First, the looks. The design is edgy, with the two projector headlamps recessed in to the facia, the creases and folds; you either love it or not at all! The handle bars are well designed, damp vibrations well. Digital speedometer and analog tachometer have big enough displays, but the million rupee question is when do you get to look at them? Not at least when you are riding. The swept tail, the split tail lamp are superb design features. The recessed grips for the pillion are interesting, but not very effective when you try to wring out max revs and the pillion is hanging on for dear life! The entire look is well put together, business like. The seat could have been few millimetres lower. At 5'8", my feet were touching the ground but not flat on both feet. Anyone shorter would not be able to put both feet on the ground. Bajaj designers may think of detachable pads for raising/lowering the seat.

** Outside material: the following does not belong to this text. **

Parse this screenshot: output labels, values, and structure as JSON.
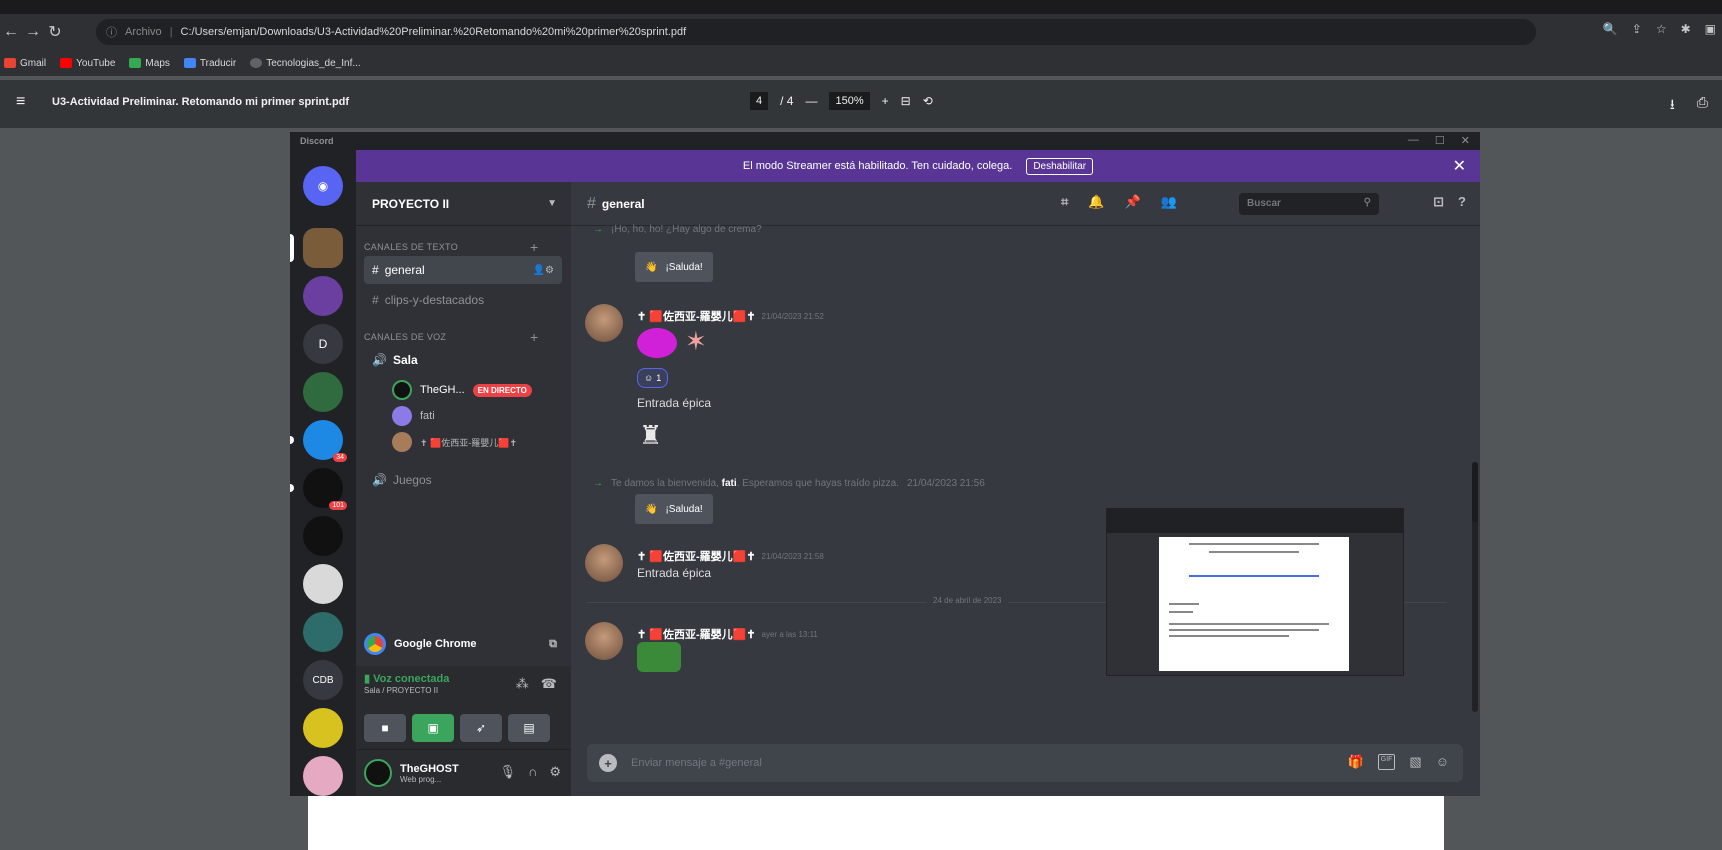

The water-cooled engine is gem, and I think Bajaj have mastered 4-valves in a small engine well and definitely an improvement over the NS 200 I had ridden almost two years back. The gearbox is butter smooth, though I must confess, I could not get to 6th gear and could only hit 91 kph on 5th. Two discs, both back and front make braking a sure thing, aided by the ABS. Think about it, ABS on a motorcycle which costs less than Rupees one lakh! About a decade ago, ABS was something that was available on the race track and sports cars in the stratospheric segment.
Although I have not ridden the Ducatis and Aprilias of the world, this puny bike of 200cc is world class for something that costs less than $1600. A Ducati's set of tyres would cost as much. The thick USD (upside down, for the uninitiated!) front shocker tubes are sturdy but the travel is not suitable for bad roads.
The adrenaline rush this pocket rocket gives is priceless! Welcome to take the first step in the world of speed junkies on two wheels. Let me end my review by saying the following:
1. This is definitely not a bike for old men, and is meant for a young speed junkie only
2. This bike is not for offering rides, however short or long, to any female related or unrelated. The consequences of such an act, however charitable the intentions may be, would have very negative social consequences, including social ostracism! Only the girlfriend, fiancée or young wife are eligible for pillion rides.
I am eagerly waiting to try out the AS 200, the sibling which shares the same engine, but is designed for both good and bad roads with longer front shocker travel and more comfortable sitting posture with wider handle bars. More of that later.